Both doctors emphasized the need for South Floridians to be diligent about protecting their skin and getting regular screenings.
“We are in Florida. We can’t avoid the sun, but we need to be sun smart,” said Moller. “Avoid peak hours and wear sun protective clothing. Enjoy the beach during the hours that are not as intense, and protect the little ones.”
Waibel recommends using zinc titanium physical sunblock because it doesn’t penetrate into your system — and it’s safer for the coral reefs too. And above all, if you see something unusual — like a mole changing in color or shape or one that bleeds, oozes, itches, appears scaly or becomes painful — see a dermatologist.
With melanoma, even waiting three to six months could be detrimental, Waibel said.
Skin cancer prevention tips
▪ Apply a broad-spectrum sunscreen with an SPF (sun protection factor) of at least 30 daily. Reapply at least every two hours when outside (you need an ounce to cover most of the body.)
▪ Wear protective clothing, including a wide-brimmed hat and sunglasses with total UV protection. Avoid over-exposure to the sun, especially between 10 a.m. and 4 p.m., if possible. And definitely avoid getting a sunburn.
▪ Do monthly self-examinations of your skin and see a physician once a year for a professional screening exam. You can use online resources from skincancer.org to help you recognize moles or growths on your skin that may be developing into skin cancer.

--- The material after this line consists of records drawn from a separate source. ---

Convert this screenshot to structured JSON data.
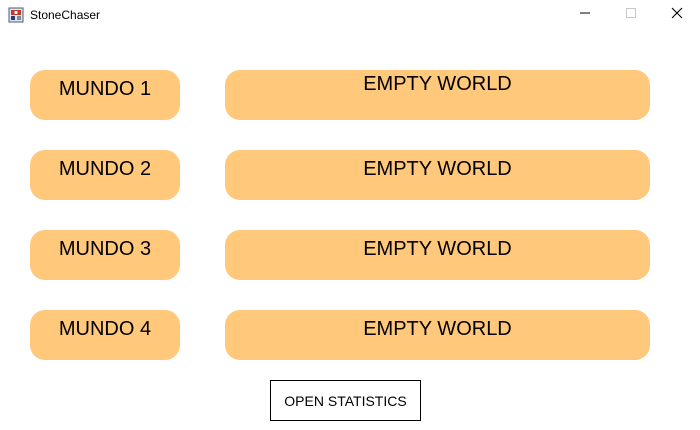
{
  "window": {
    "title": "StoneChaser",
    "icon": "stonechaser-app-icon",
    "controls": {
      "minimize": "minimize-icon",
      "maximize": "maximize-icon",
      "close": "close-icon"
    }
  },
  "worlds": [
    {
      "label": "MUNDO 1",
      "slot_label": "EMPTY WORLD"
    },
    {
      "label": "MUNDO 2",
      "slot_label": "EMPTY WORLD"
    },
    {
      "label": "MUNDO 3",
      "slot_label": "EMPTY WORLD"
    },
    {
      "label": "MUNDO 4",
      "slot_label": "EMPTY WORLD"
    }
  ],
  "statistics_button_label": "OPEN STATISTICS",
  "colors": {
    "button_fill": "#ffc87a",
    "text": "#000000",
    "background": "#ffffff"
  }
}
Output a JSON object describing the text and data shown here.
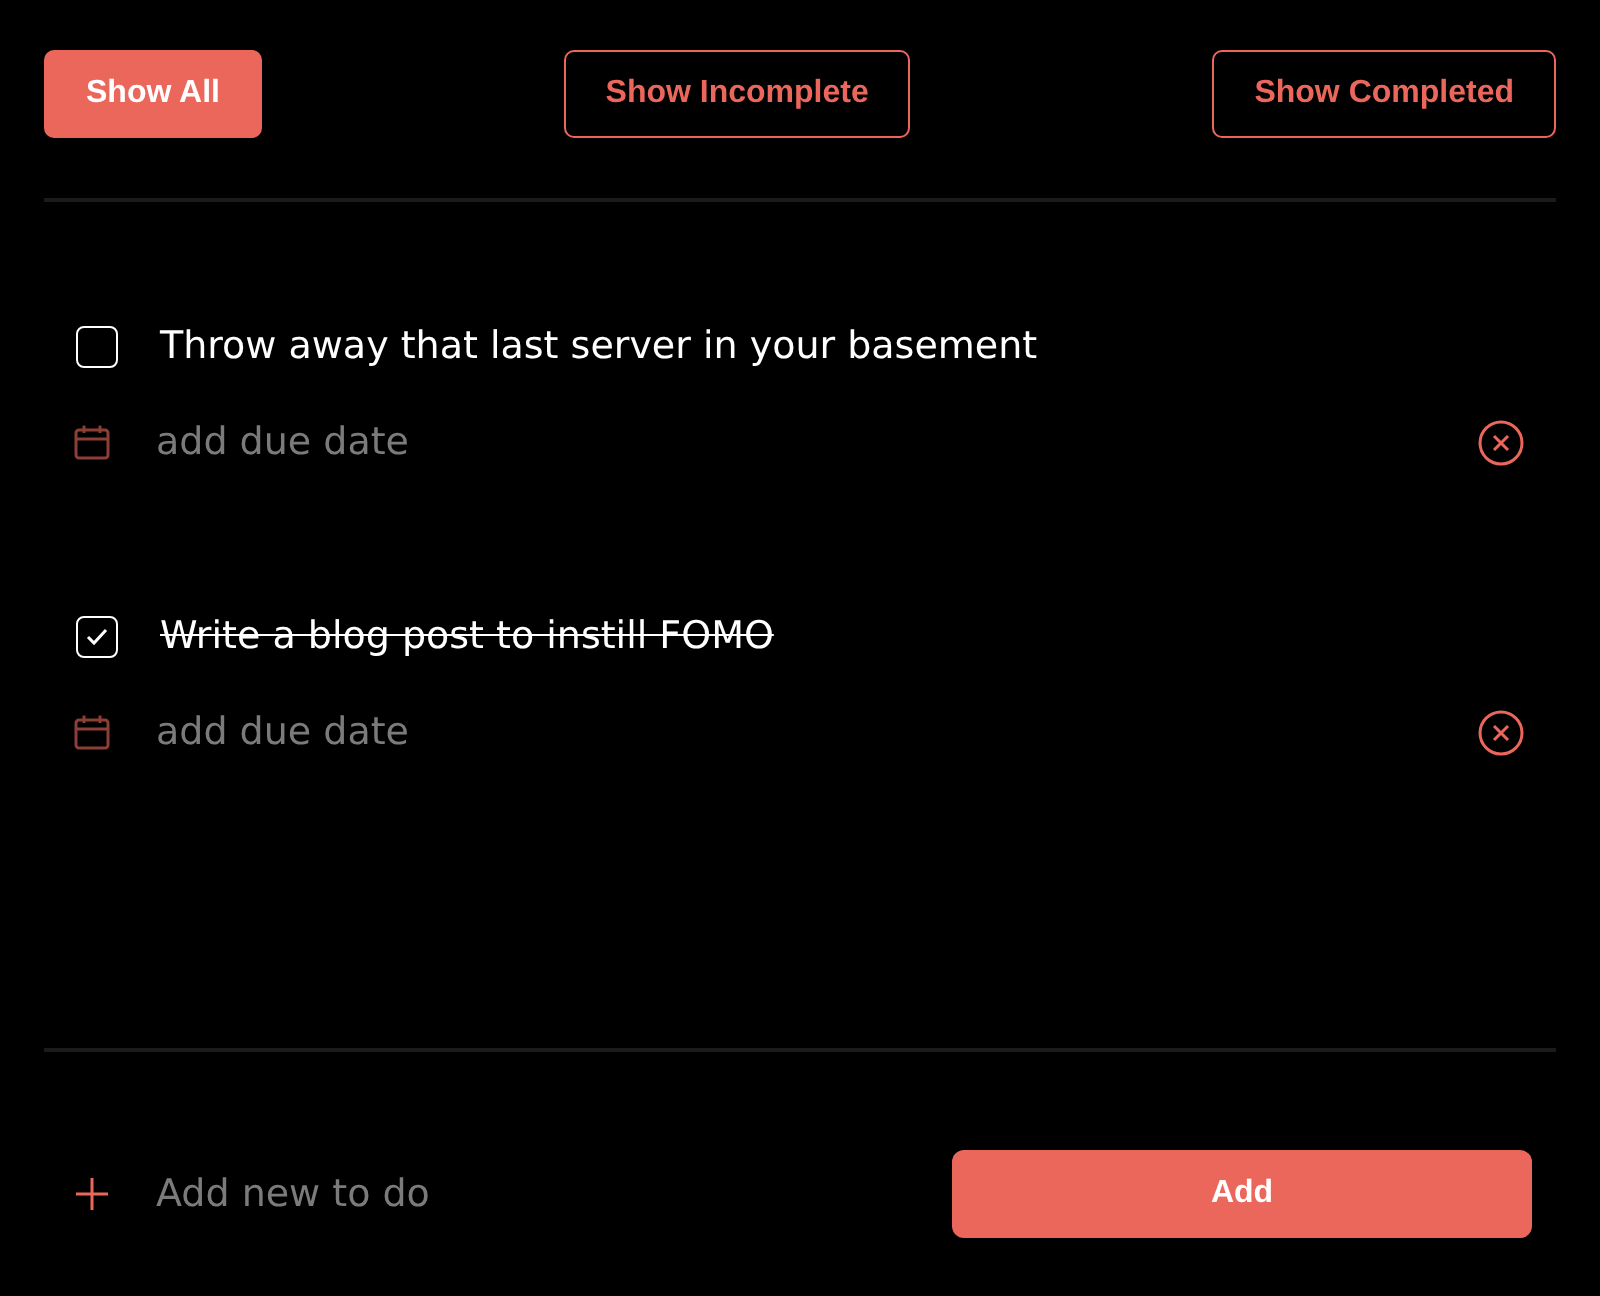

▪ Stay away from tanning salons. Just one indoor tanning session can raise the risk of melanoma by 20 percent.
Source: Baptist Health South Florida